In the last couple of years the club is struggling to get back on a winning streak, and managed to win the 2003 and 2006 national cup (Radivoj Korać Cup) finals. The first of them was held in Novi Sad, where Red Star beat the national champion Partizan, then the host Vojvodina and, finally, Reflex from Železnik. All three matches were won in overtime, which is something to remember, especially when it is known that those matches were played without some of the best players, including the team captain Igor Rakočević who missed the final match. Besides Rakočević, the cup was won by Goran Jeretin, Vuk Radivojević, Milan Dozet, Miloš Mirković, Norman Richardson, Milko Bjelica, Aleksandar Đurić, Vladislav Dragojlović, Luka Bogdanović, Čedomir Vitkovac and Aleksej Nešović. The 2006 cup was won in Belgrade when Red Star won superiorly against Hemofarm Vršac by 80–65. The team was coached by Dragan Šakota and featured the likes of Jeretin, Milan Gurović, Gerrod Henderson, Miroslav Raičević, Larry O'Bannon, Igor Milošević, Vujadin Subotić, Nenad Mišanović, Vladislav Dragojlović, Čedomir Vitkovac, Vuk Radivojević and Pero Antić.
|Yugoslav League||Winners||12||1946, 1947, 1948, 1949, 1950, 1951, 1952, 1953, 1954, 1955, 1969, 1972|
|Runners-up||8||1959, 1970, 1973, 1984, 1985, 1987, 1990, 1992|
|Serbian League||Winners||3||1993, 1994, 1998|
|Runners-up||5||2006, 2007, 2009, 2012, 2013|
|Yugoslav Cup||Winners||3||1971, 1973, 1975|
|Radivoj Korać Cup||Winners||4||2004, 2006, 2013, 2014|
|Runners-up||3||1994, 2009, 2012|
|1969-70||Quarter-final group stage||3rd place in a group with CSKA Moscow, Ignis Varèse and ASVEL|
|1972-73||Semi-finals||eliminated by CSKA Moscow, 90-98 (L) in Belgrade and 83-100 (L) in Moscow|

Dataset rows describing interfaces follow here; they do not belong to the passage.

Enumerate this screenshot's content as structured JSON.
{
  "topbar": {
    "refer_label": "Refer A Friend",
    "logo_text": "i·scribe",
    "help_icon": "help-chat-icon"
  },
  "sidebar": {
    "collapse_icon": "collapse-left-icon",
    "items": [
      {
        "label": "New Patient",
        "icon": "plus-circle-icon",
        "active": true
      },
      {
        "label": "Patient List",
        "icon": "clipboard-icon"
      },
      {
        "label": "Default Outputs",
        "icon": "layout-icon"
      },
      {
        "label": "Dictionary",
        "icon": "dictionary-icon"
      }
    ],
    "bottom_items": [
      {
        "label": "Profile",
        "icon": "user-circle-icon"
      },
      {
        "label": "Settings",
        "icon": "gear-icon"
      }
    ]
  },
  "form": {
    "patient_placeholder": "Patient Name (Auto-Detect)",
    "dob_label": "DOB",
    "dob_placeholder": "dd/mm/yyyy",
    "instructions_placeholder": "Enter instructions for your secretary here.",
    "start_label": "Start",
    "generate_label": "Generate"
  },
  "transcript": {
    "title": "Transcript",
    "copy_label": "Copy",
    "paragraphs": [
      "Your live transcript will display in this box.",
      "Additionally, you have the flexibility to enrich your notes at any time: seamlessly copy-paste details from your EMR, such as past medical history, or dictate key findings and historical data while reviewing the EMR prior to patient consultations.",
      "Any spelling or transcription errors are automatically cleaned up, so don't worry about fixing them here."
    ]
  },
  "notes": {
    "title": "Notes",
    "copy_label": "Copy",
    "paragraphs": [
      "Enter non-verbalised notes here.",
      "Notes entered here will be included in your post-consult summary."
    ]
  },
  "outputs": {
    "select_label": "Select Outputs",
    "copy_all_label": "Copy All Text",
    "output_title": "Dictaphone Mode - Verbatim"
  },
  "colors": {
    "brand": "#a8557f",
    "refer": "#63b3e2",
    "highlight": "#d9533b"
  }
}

|1971-72||Final||lost to Simmenthal Milano, 70-74 in the final (Thessaloniki)|
|1973-74||Cup Winner's Cup Winners||defeated Spartak Brno 86-75 in the final of European Cup Winner's Cup in Udine|
|1974-75||Final||lost to Spartak Leningrad, 62-63 in the final (Nantes)|
|1980-81||Semi-finals||eliminated by Joventut Badalona, 89-105 (L) in Barcelona and 73-82 (L) in Belgrade|
|1981-82||Semi-finals||eliminated by Šibenka, 115-99 (W) in Belgrade and 83-101 (L) in Šibenik|
|1982-83||Quarter-final group stage||3rd place in a group with Limoges CSP, Banco di Roma Virtus and BK Nova Hut Ostrava|
|1983-84||Final||lost to Pau-Orthez, 73-97 in the final (Paris)|
|1984-85||Semi-finals||eliminated by Simac Milano, 86-109 (L) in Milan and 99-100 (L) in Belgrade|
|1985-86||Quarter-final group stage||2nd place in a group with Divarese Varèse, ASVEL and Breogán Caixa Galicia|
|1987-88||Semi-finals||eliminated by Real Madrid, 82-89 (L) in Belgrade and 72-81 (L) in Madrid|
|1988-89||Quarter-final group stage||2nd place in a group with Philips Milano, CAI Zaragoza and Maes Pils Mechelen|
|1997-98||Final||lost to Riello Mash J. Verona, 74-68 (W) in Verona and 64-73 (L) in Belgrade in the double finals of Korać Cup|
|2005-06||Quarter-finals||eliminated by Dynamo Moscow, 86-87 (L) in Belgrade and 65-86 (L) in Moscow|
|2006-07||Quarter-finals||eliminated by Real Madrid, 72-83 (L) in Belgrade and 78-79 (L) in Madrid|
|2013-14||Semi-finals||eliminated by UNICS, 63-52 (W) in Belgrade and 67-84 (L) in Kazan|
The road to the European Victory
The 1974 Saporta Cup victory
|17 Nëntori Tirana||Crvena Zvezda||(7/11/1973) 83-99||(14/11/1973) 114-70|
|Alsace Bagnolet||Crvena Zvezda||(28/11/1973) 94-92||(5/12/1973) 102-86|
Quarter-final group stage
|CSKA Sofia||Crvena Zvezda||(9/1/1974) 88-81||(16/1/1974) 80-72|
|Crvena Zvezda||Saclà Asti||(20/2/1974) 93-86||(27/2/1974) 87-88|
|Estudiantes||Crvena Zvezda||(13/3/1974) 74-79||(20/3/1974) 104-85|
|Crvena Zvezda||Spartak Brno||(2/4/1974) Palasport "Primo Carnera" (Udine) 86-75|
KK Crvena zvezda roster
|Pos.||Starting 5||Bench 1||Bench 2||Bench 3|
|C||Boban Marjanović||Raško Katić|
|PF||Ivan Radenović||Tadija Dragićević||Luka Mitrović||Marko Tejić|
|SF||Jaka Blažič||Marko Simonović||Oleksandr Lypovyy||Stefan Lazarević|
|SG||Charles Jenkins||Branko Lazić||Vojislav Stojanović|
|PG||DeMarcus Nelson||Nikola Rebić|
Squad changes for the 2013–14 season
- To appear in this section a player must have either:
- Played at least one season for the club.
- Set a club record or won an individual award while at the club.
- Played at least one official international match for their national team at any time.
- To perform very successfully during period in the club or at later/previous stages of his career.
- Igor Rakočević - 2nd round, 51st overall on 2000 NBA Draft by Minnesota Timberwolves
- Tadija Dragićević - 2nd round, 53rd overall on 2008 NBA Draft by Utah Jazz
- Nemanja Bjelica - 2nd round, 35th overall on 2010 NBA Draft by Washington Wizards
- KK Crvena zvezda
- Club info at Adriatic league official site
- Crvena Zvezda Sports Association
- Latest news from KK Crvena zvezda (Serbian) at kapiten.rs